The second meaning of the word babushka which is registered in English is granny, grandmother. According to the Webster dictionary grandmother is the mother of one's father or mother. The same meaning goes in Russian. But if to look deeper into the cultural aspect of the word, quite a lot of differences can be found. Grandmothers are different by their nationalities. Who is granny in Russia? She is special in every Russian hearts. She is the one who retires when her first grand-child is born to start a new full-time job to care for the little ones. If you want to find out people from CIS about their babushka, you'll see a tear in their eyes, smile and a long story about the best teftelki (meat balls) ever!
While studying the etymology of the word “babushka” in the Internet, I have also found a few more meanings in English which are not registered in the dictionaries but widely used today. The first is matreshka. This is a set of wooden figures which fit one inside the other. Traditionally there are at least five nested figures. They have got cylindrical form, the outer layer is a woman dressed in a sarafan and babushka. The outer appearance of matreshka – the same headscarves, the same image of an older woman who cares for her beloved ones, the image that makes you warm and feel comfortable – introduced a new meaning of the word “babushka” in English – “matreshka” . In Russian such kind of development is not traced.
Another meaning which is also not registered with the dictionaries is a Christmas tale about babushka and the three kings. It has been proved by the researchers that this tale has nothing to do with Russian folklore. It was found out that in the later 19th century American writer Edith Matilda Tomas mistook the Italian legend of La Befana about the old lady who did not join the three wise men on their journey to see Baby Jesus so now she wanders around the world giving gifts to kids and hoping to find the Christ child. The Russian children have never heard of Babushka in this meaning. Russian kids do not have Babushka to bring them gifts, it's Father Christmas – Father Frost, who does it.

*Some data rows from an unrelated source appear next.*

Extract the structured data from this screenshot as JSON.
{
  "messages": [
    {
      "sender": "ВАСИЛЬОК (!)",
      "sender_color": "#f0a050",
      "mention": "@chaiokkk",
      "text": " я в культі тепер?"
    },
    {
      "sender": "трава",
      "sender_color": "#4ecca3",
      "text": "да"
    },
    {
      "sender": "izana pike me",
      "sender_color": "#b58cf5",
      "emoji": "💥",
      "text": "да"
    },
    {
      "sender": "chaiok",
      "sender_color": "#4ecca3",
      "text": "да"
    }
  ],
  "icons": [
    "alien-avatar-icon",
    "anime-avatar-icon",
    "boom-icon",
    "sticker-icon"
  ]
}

But what about the song “Babaoshka”? Once in an interview Kate Bush explained that this song was about a wife that tests her husband to see if he would fool around on her, and he falls in love with her pseudonym.
She wanted to test her husband
She knew exactly what to do
A pseudonym to fool him
So “babooshka” is used here as a pseudonym. Kate Bush claimed that while writing this song, the word “babooshka” came to her mind subconsciously and at that moment she barely knew the meaning of the word, just supposing that this is the name of a Princess from a Russian tale.
Summing it up, I would say that this is a very rare language phenomenon in English when the Russian word which has got only one registered meaning in the Russian dictionary, has been developed in English and has gotten at least 4 meanings that only exist in the English speaking countries. Can we expect some more developments? Let's see in the future!